At our best, art spoke to me. You lit up and exposed sides of me I hadn’t explored previously, allowing art to seep into and imbue these corners with life. An evocative passage, filled with direct, bland prose, but brimming with poignant meaning— the sort I would dismiss previously as unimaginative— seemed to tease out a wry smile, a soft tear.
I have always been cinema’s genial uncle, nodding encouragingly at all the bilge that passes for mass entertainment. But, ever since we met, these darkened halls have come to seize me by the scruff of my neck: I have scarcely come out of a theatre—pop-corn and butterflies swirling and dancing in my insides—not being affected by it all.
Indeed, people speak of how love is blind, I sometimes find it laughable. If anything, love is blinding: every pore in your being is alive, a crackling receptor of a profound, sensory assault. As your brain grapples with the impossible task of indexing, neatly filing and storing all the beauty and the madness the world constantly churns out and one you’re only now suddenly experiencing, love, in a wonderfully self-referential manner, drives home the fact that love is incomprehensible. To love is to first give in, then give up.
In some ways—and I say this without the sentimental extravagance of the romantic, but the pragmatism of a logician—you made life speak to me.
There is a photograph of us somewhere: you are saying something, your forehead is creased with exquisite, premature lines; I listen on, rapt, my eyes hidden behind my spectacles. Between us is an upturned fork, I cannot tell whose hand holds it, I cannot even tell if there is a hand holding it all. There is a sense of timelessness to the photograph, not because it could be from today, but because I do not remember when exactly it was taken.
I can guess, however.
We seem happy, like we haven’t yet tired from reaching out to the other’s hand in the middle of a conversation. On the other hand, it feels like we are no longer bewildered by love, no longer willing happenstance to bend on demand: we don’t exude that aura of utter assuredness—of togetherness, of deterministic meaning— that marked the first half of our time together. The fork that stands between us, apparently defying gravity, seems to stand for something larger, something indescribable but appropriate.
I stared at that picture for long, watching something within me swell and ebb, hiss and leap. In that instant, my mind shot through our galaxy: words, images, conversations—all garbled and clear, quietly overwhelming—flickered in its wake, the incandescent tail of a shooting star.

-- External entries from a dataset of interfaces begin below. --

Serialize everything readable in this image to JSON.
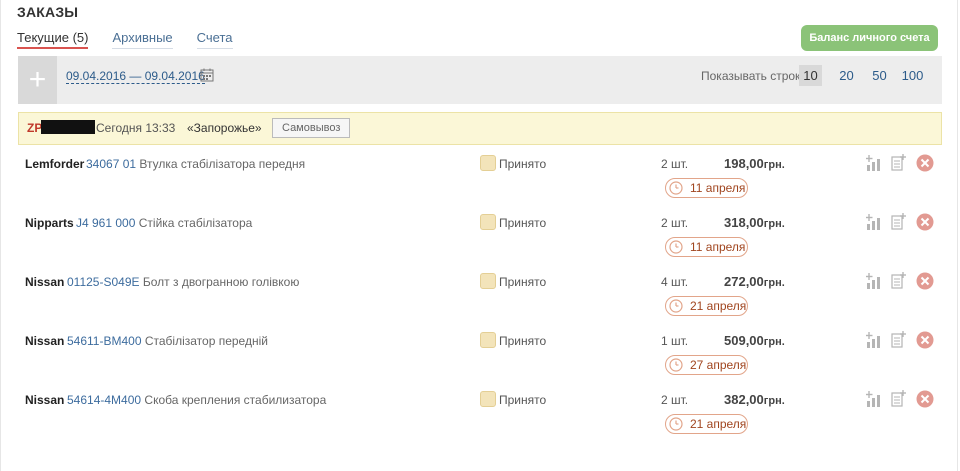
{
  "page": {
    "title": "ЗАКАЗЫ"
  },
  "tabs": [
    {
      "label": "Текущие (5)",
      "active": true
    },
    {
      "label": "Архивные",
      "active": false
    },
    {
      "label": "Счета",
      "active": false
    }
  ],
  "balance_button": "Баланс личного счета",
  "toolbar": {
    "date_range": "09.04.2016 — 09.04.2016",
    "rows_label": "Показывать строк:",
    "rows_options": [
      "10",
      "20",
      "50",
      "100"
    ],
    "rows_selected": "10"
  },
  "order": {
    "id_prefix": "ZP",
    "time": "Сегодня 13:33",
    "store": "«Запорожье»",
    "delivery": "Самовывоз"
  },
  "items": [
    {
      "brand": "Lemforder",
      "code": "34067 01",
      "name": "Втулка стабілізатора передня",
      "status": "Принято",
      "qty": "2 шт.",
      "price": "198,00",
      "currency": "грн.",
      "date": "11 апреля"
    },
    {
      "brand": "Nipparts",
      "code": "J4 961 000",
      "name": "Стійка стабілізатора",
      "status": "Принято",
      "qty": "2 шт.",
      "price": "318,00",
      "currency": "грн.",
      "date": "11 апреля"
    },
    {
      "brand": "Nissan",
      "code": "01125-S049E",
      "name": "Болт з двогранною голівкою",
      "status": "Принято",
      "qty": "4 шт.",
      "price": "272,00",
      "currency": "грн.",
      "date": "21 апреля"
    },
    {
      "brand": "Nissan",
      "code": "54611-BM400",
      "name": "Стабілізатор передній",
      "status": "Принято",
      "qty": "1 шт.",
      "price": "509,00",
      "currency": "грн.",
      "date": "27 апреля"
    },
    {
      "brand": "Nissan",
      "code": "54614-4M400",
      "name": "Скоба крепления стабилизатора",
      "status": "Принято",
      "qty": "2 шт.",
      "price": "382,00",
      "currency": "грн.",
      "date": "21 апреля"
    }
  ],
  "colors": {
    "accent_green": "#8bc378",
    "link_blue": "#2c5b8a",
    "danger_red": "#d9534f",
    "order_bg": "#fbf7d7"
  }
}
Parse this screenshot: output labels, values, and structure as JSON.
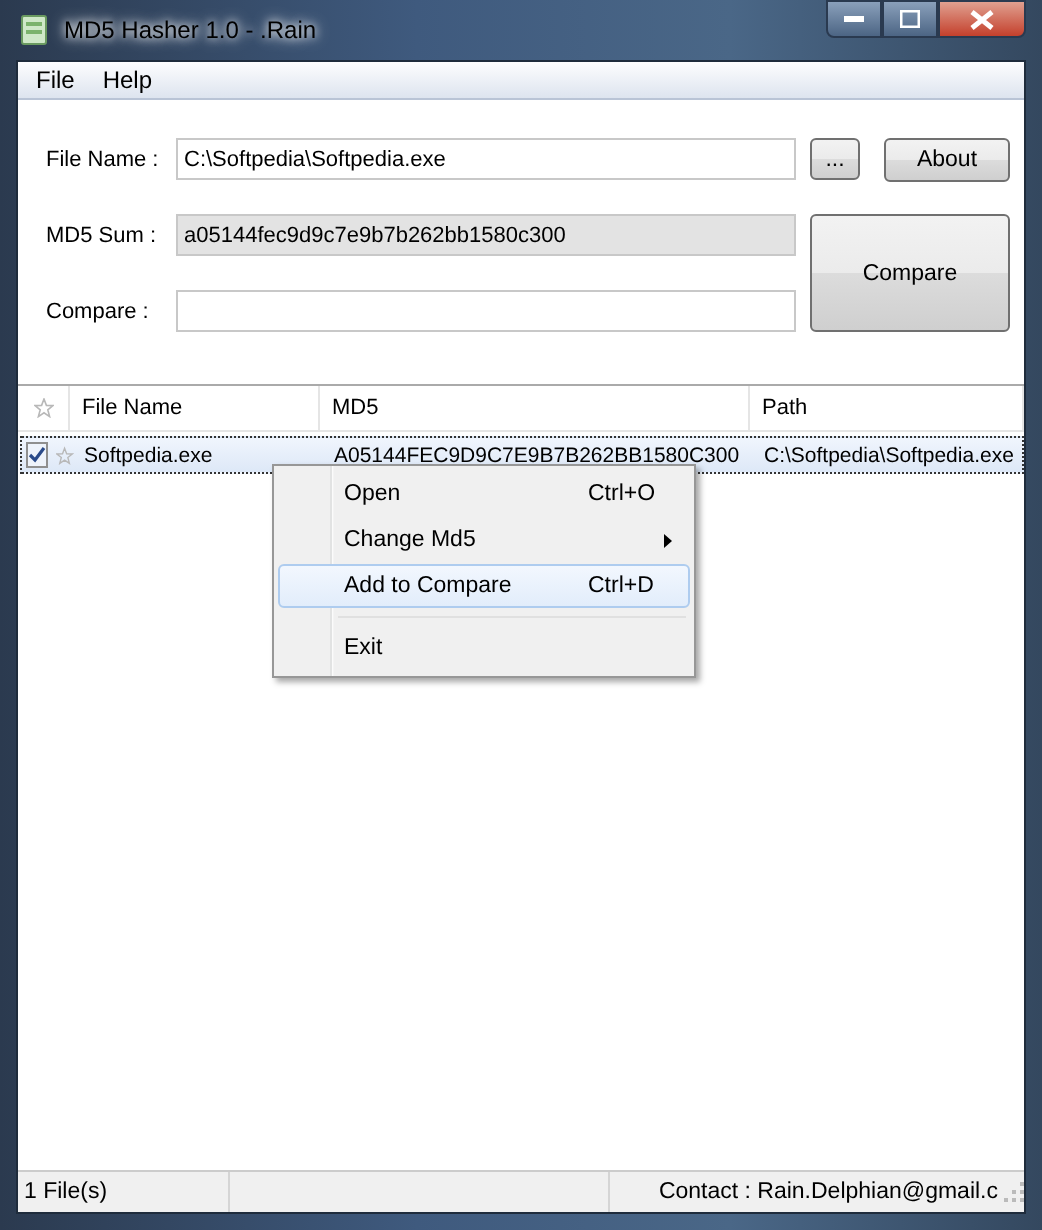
{
  "window": {
    "title": "MD5 Hasher 1.0 - .Rain"
  },
  "menu_bar": [
    "File",
    "Help"
  ],
  "form": {
    "file_name": {
      "label": "File Name :",
      "value": "C:\\Softpedia\\Softpedia.exe"
    },
    "md5_sum": {
      "label": "MD5 Sum  :",
      "value": "a05144fec9d9c7e9b7b262bb1580c300"
    },
    "compare": {
      "label": "Compare  :"
    },
    "browse_button": "...",
    "about_button": "About",
    "compare_button": "Compare"
  },
  "table": {
    "columns": [
      "File Name",
      "MD5",
      "Path"
    ],
    "rows": [
      {
        "checked": true,
        "selected": true,
        "file_name": "Softpedia.exe",
        "md5": "A05144FEC9D9C7E9B7B262BB1580C300",
        "path": "C:\\Softpedia\\Softpedia.exe"
      }
    ]
  },
  "context_menu": [
    {
      "kind": "item",
      "label": "Open",
      "shortcut": "Ctrl+O",
      "submenu": false,
      "selected": false
    },
    {
      "kind": "item",
      "label": "Change Md5",
      "submenu": true,
      "selected": false
    },
    {
      "kind": "item",
      "label": "Add to Compare",
      "shortcut": "Ctrl+D",
      "submenu": false,
      "selected": true
    },
    {
      "kind": "separator"
    },
    {
      "kind": "item",
      "label": "Exit",
      "submenu": false,
      "selected": false
    }
  ],
  "status_bar": {
    "files": "1 File(s)",
    "contact": "Contact : Rain.Delphian@gmail.c"
  }
}
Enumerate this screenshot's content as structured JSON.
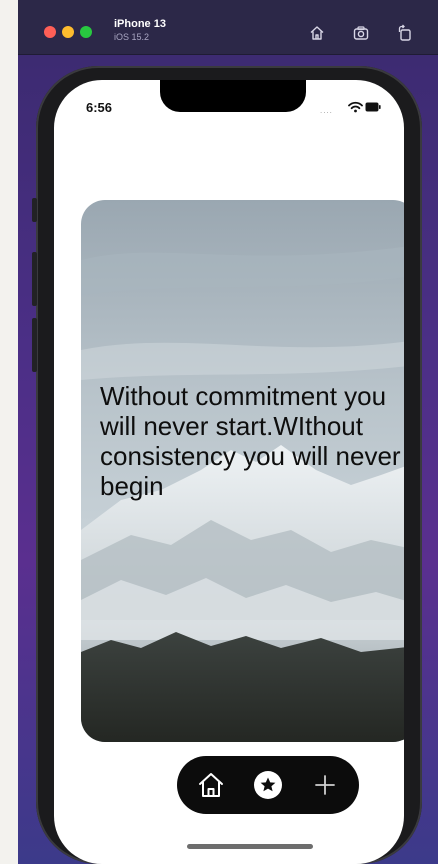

A proud sadness descended upon me, the kind usually reserved for martyrs: it felt like something great had fleetingly touched me and escaped me forever. And, like martyrdom, the essence of this greatness lay as much in its occurrence as its subsequent vanishing.